Material for this task below:

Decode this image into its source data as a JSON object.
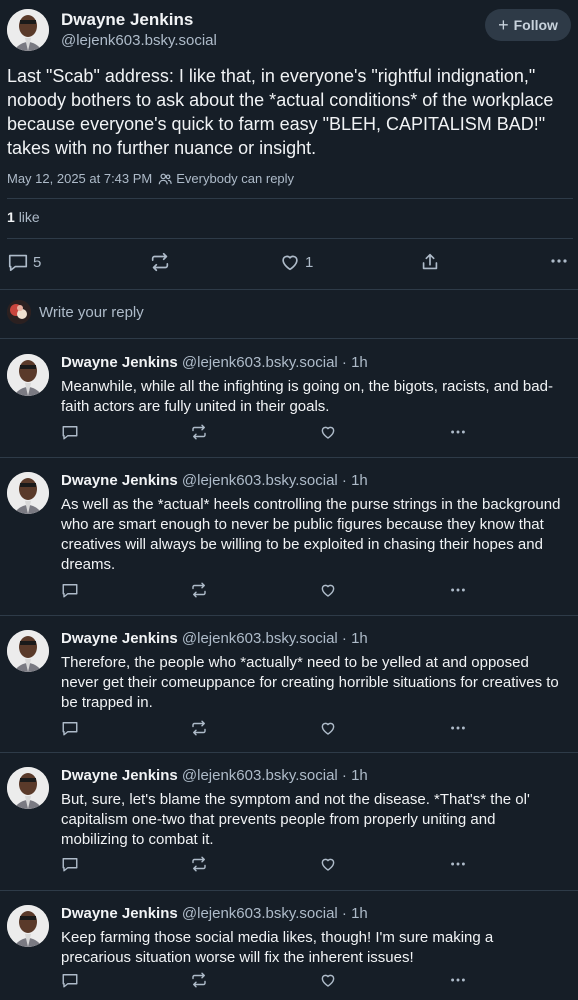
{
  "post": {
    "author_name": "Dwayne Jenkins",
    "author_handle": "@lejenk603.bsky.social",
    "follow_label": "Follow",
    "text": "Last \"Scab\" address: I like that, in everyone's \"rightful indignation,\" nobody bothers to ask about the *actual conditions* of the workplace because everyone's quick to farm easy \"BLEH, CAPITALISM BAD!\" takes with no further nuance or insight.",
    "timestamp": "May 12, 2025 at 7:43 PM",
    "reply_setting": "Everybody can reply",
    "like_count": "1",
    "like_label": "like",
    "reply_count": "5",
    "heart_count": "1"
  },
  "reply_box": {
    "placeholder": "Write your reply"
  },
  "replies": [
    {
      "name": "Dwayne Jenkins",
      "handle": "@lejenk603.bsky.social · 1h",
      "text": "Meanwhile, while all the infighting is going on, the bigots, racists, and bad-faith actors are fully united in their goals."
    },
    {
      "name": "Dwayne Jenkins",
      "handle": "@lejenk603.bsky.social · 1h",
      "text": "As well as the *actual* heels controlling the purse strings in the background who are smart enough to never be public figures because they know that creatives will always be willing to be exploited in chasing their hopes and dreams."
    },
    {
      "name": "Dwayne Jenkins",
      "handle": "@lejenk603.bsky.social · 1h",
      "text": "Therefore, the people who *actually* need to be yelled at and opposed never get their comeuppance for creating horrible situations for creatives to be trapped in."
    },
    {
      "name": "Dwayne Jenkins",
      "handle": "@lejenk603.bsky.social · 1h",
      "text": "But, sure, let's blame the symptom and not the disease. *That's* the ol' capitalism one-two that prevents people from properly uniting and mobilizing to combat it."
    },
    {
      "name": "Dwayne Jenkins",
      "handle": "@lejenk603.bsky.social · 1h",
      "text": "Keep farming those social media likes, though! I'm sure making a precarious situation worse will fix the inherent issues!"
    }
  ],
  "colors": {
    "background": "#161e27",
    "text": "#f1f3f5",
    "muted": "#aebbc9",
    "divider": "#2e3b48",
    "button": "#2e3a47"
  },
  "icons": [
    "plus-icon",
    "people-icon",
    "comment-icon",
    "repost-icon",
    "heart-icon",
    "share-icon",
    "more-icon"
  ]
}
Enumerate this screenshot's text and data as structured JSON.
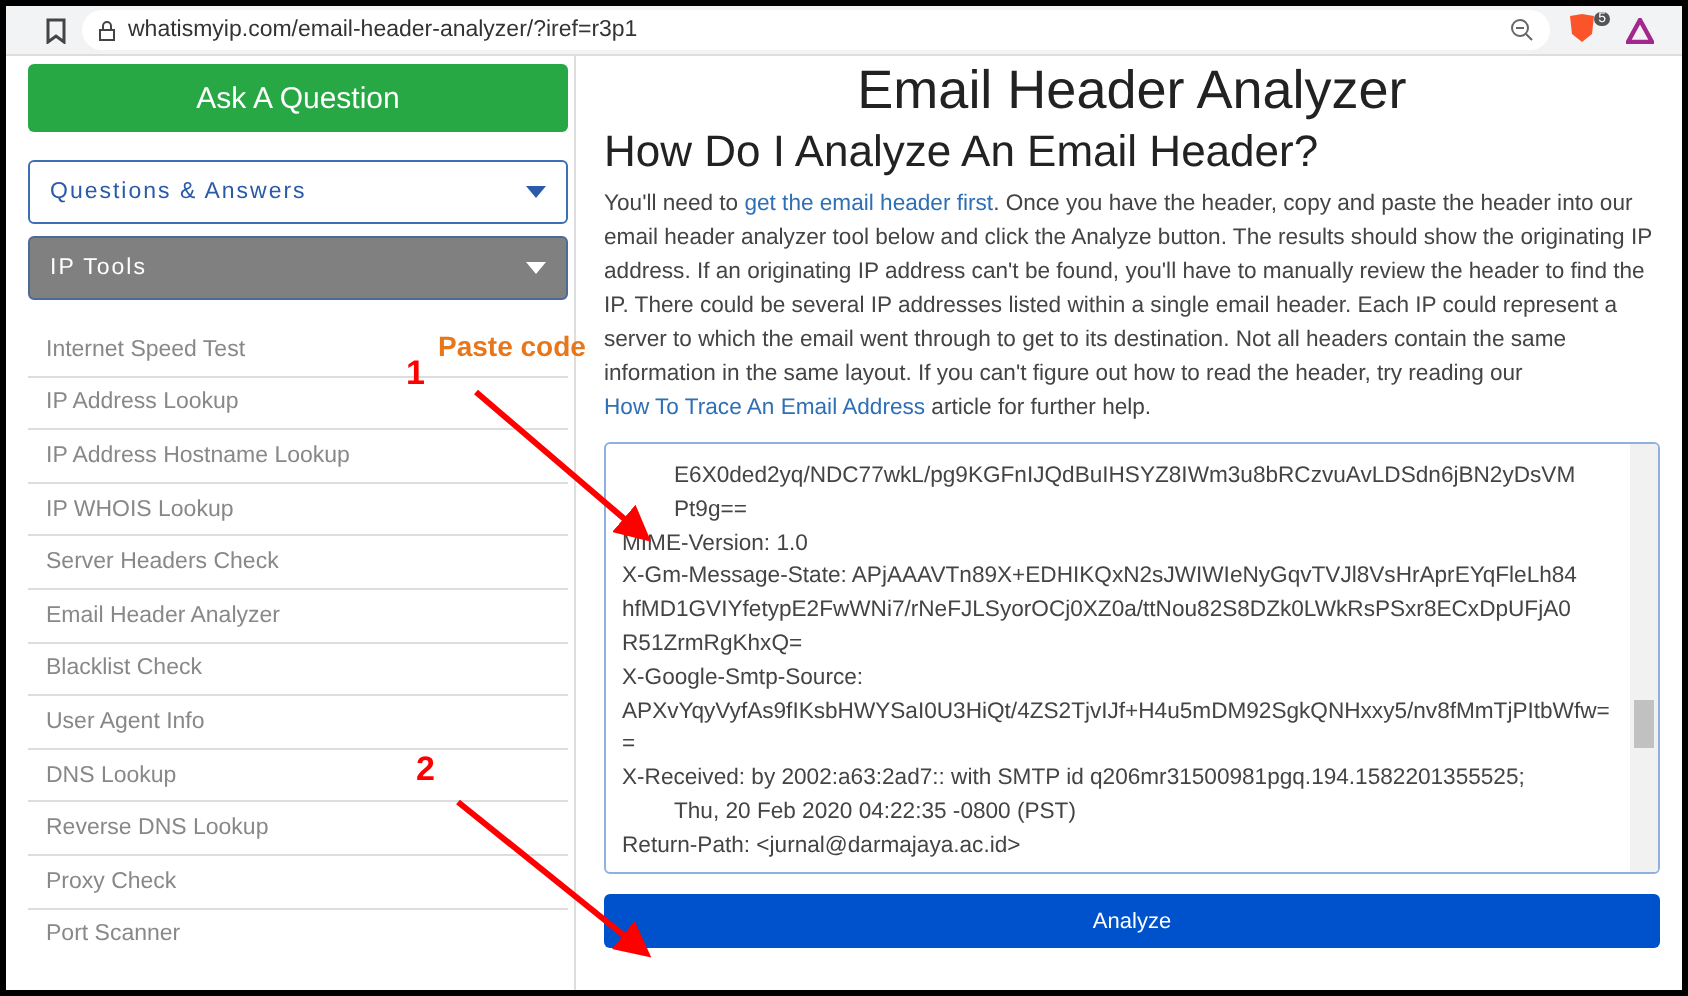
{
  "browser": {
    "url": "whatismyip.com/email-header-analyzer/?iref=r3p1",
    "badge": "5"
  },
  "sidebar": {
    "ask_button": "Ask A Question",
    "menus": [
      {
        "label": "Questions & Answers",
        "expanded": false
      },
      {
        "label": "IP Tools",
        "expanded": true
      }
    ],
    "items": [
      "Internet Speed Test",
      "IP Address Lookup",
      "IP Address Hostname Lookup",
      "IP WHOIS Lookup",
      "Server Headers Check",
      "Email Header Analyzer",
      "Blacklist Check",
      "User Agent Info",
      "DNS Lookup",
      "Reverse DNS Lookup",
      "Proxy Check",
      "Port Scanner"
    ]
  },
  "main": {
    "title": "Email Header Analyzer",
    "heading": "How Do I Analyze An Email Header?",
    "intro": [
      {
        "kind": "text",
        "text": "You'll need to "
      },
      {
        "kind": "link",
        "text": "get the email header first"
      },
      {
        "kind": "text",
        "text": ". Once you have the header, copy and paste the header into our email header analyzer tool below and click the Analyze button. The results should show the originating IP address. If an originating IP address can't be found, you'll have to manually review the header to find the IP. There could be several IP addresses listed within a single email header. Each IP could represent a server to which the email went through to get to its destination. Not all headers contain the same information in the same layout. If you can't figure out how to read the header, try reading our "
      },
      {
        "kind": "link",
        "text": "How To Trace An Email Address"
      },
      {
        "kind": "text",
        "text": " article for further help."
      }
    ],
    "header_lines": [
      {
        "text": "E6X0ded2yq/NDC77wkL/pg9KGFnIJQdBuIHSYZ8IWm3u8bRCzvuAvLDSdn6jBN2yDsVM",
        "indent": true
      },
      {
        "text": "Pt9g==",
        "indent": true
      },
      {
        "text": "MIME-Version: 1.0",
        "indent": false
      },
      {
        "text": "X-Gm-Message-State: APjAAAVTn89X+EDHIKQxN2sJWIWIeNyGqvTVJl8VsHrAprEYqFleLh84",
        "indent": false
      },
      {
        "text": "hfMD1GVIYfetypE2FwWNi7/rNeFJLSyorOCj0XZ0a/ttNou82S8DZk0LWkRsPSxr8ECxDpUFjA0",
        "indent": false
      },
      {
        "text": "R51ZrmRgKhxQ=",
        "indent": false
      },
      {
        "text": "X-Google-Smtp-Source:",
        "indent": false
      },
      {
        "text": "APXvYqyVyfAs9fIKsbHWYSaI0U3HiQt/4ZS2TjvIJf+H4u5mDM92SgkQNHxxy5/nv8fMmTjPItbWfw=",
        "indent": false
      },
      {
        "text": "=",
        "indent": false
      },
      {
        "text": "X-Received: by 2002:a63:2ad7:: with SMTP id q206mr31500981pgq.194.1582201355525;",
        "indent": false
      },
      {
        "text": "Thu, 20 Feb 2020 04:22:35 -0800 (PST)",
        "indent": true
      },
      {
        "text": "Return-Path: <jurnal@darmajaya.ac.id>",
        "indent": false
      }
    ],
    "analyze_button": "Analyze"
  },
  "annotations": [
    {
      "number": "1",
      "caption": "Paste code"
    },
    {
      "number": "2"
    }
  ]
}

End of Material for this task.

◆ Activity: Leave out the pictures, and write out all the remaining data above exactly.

◆ Answer space:
Decode this image into its source data as a JSON object.
{
  "post": {
    "author_name": "Dwayne Jenkins",
    "author_handle": "@lejenk603.bsky.social",
    "follow_label": "Follow",
    "text": "Last \"Scab\" address: I like that, in everyone's \"rightful indignation,\" nobody bothers to ask about the *actual conditions* of the workplace because everyone's quick to farm easy \"BLEH, CAPITALISM BAD!\" takes with no further nuance or insight.",
    "timestamp": "May 12, 2025 at 7:43 PM",
    "reply_setting": "Everybody can reply",
    "like_count": "1",
    "like_label": "like",
    "reply_count": "5",
    "heart_count": "1"
  },
  "reply_box": {
    "placeholder": "Write your reply"
  },
  "replies": [
    {
      "name": "Dwayne Jenkins",
      "handle": "@lejenk603.bsky.social · 1h",
      "text": "Meanwhile, while all the infighting is going on, the bigots, racists, and bad-faith actors are fully united in their goals."
    },
    {
      "name": "Dwayne Jenkins",
      "handle": "@lejenk603.bsky.social · 1h",
      "text": "As well as the *actual* heels controlling the purse strings in the background who are smart enough to never be public figures because they know that creatives will always be willing to be exploited in chasing their hopes and dreams."
    },
    {
      "name": "Dwayne Jenkins",
      "handle": "@lejenk603.bsky.social · 1h",
      "text": "Therefore, the people who *actually* need to be yelled at and opposed never get their comeuppance for creating horrible situations for creatives to be trapped in."
    },
    {
      "name": "Dwayne Jenkins",
      "handle": "@lejenk603.bsky.social · 1h",
      "text": "But, sure, let's blame the symptom and not the disease. *That's* the ol' capitalism one-two that prevents people from properly uniting and mobilizing to combat it."
    },
    {
      "name": "Dwayne Jenkins",
      "handle": "@lejenk603.bsky.social · 1h",
      "text": "Keep farming those social media likes, though! I'm sure making a precarious situation worse will fix the inherent issues!"
    }
  ],
  "colors": {
    "background": "#161e27",
    "text": "#f1f3f5",
    "muted": "#aebbc9",
    "divider": "#2e3b48",
    "button": "#2e3a47"
  },
  "icons": [
    "plus-icon",
    "people-icon",
    "comment-icon",
    "repost-icon",
    "heart-icon",
    "share-icon",
    "more-icon"
  ]
}
Enumerate this screenshot's text and data as structured JSON.
{
  "browser": {
    "url": "whatismyip.com/email-header-analyzer/?iref=r3p1",
    "badge": "5"
  },
  "sidebar": {
    "ask_button": "Ask A Question",
    "menus": [
      {
        "label": "Questions & Answers",
        "expanded": false
      },
      {
        "label": "IP Tools",
        "expanded": true
      }
    ],
    "items": [
      "Internet Speed Test",
      "IP Address Lookup",
      "IP Address Hostname Lookup",
      "IP WHOIS Lookup",
      "Server Headers Check",
      "Email Header Analyzer",
      "Blacklist Check",
      "User Agent Info",
      "DNS Lookup",
      "Reverse DNS Lookup",
      "Proxy Check",
      "Port Scanner"
    ]
  },
  "main": {
    "title": "Email Header Analyzer",
    "heading": "How Do I Analyze An Email Header?",
    "intro": [
      {
        "kind": "text",
        "text": "You'll need to "
      },
      {
        "kind": "link",
        "text": "get the email header first"
      },
      {
        "kind": "text",
        "text": ". Once you have the header, copy and paste the header into our email header analyzer tool below and click the Analyze button. The results should show the originating IP address. If an originating IP address can't be found, you'll have to manually review the header to find the IP. There could be several IP addresses listed within a single email header. Each IP could represent a server to which the email went through to get to its destination. Not all headers contain the same information in the same layout. If you can't figure out how to read the header, try reading our "
      },
      {
        "kind": "link",
        "text": "How To Trace An Email Address"
      },
      {
        "kind": "text",
        "text": " article for further help."
      }
    ],
    "header_lines": [
      {
        "text": "E6X0ded2yq/NDC77wkL/pg9KGFnIJQdBuIHSYZ8IWm3u8bRCzvuAvLDSdn6jBN2yDsVM",
        "indent": true
      },
      {
        "text": "Pt9g==",
        "indent": true
      },
      {
        "text": "MIME-Version: 1.0",
        "indent": false
      },
      {
        "text": "X-Gm-Message-State: APjAAAVTn89X+EDHIKQxN2sJWIWIeNyGqvTVJl8VsHrAprEYqFleLh84",
        "indent": false
      },
      {
        "text": "hfMD1GVIYfetypE2FwWNi7/rNeFJLSyorOCj0XZ0a/ttNou82S8DZk0LWkRsPSxr8ECxDpUFjA0",
        "indent": false
      },
      {
        "text": "R51ZrmRgKhxQ=",
        "indent": false
      },
      {
        "text": "X-Google-Smtp-Source:",
        "indent": false
      },
      {
        "text": "APXvYqyVyfAs9fIKsbHWYSaI0U3HiQt/4ZS2TjvIJf+H4u5mDM92SgkQNHxxy5/nv8fMmTjPItbWfw=",
        "indent": false
      },
      {
        "text": "=",
        "indent": false
      },
      {
        "text": "X-Received: by 2002:a63:2ad7:: with SMTP id q206mr31500981pgq.194.1582201355525;",
        "indent": false
      },
      {
        "text": "Thu, 20 Feb 2020 04:22:35 -0800 (PST)",
        "indent": true
      },
      {
        "text": "Return-Path: <jurnal@darmajaya.ac.id>",
        "indent": false
      }
    ],
    "analyze_button": "Analyze"
  },
  "annotations": [
    {
      "number": "1",
      "caption": "Paste code"
    },
    {
      "number": "2"
    }
  ]
}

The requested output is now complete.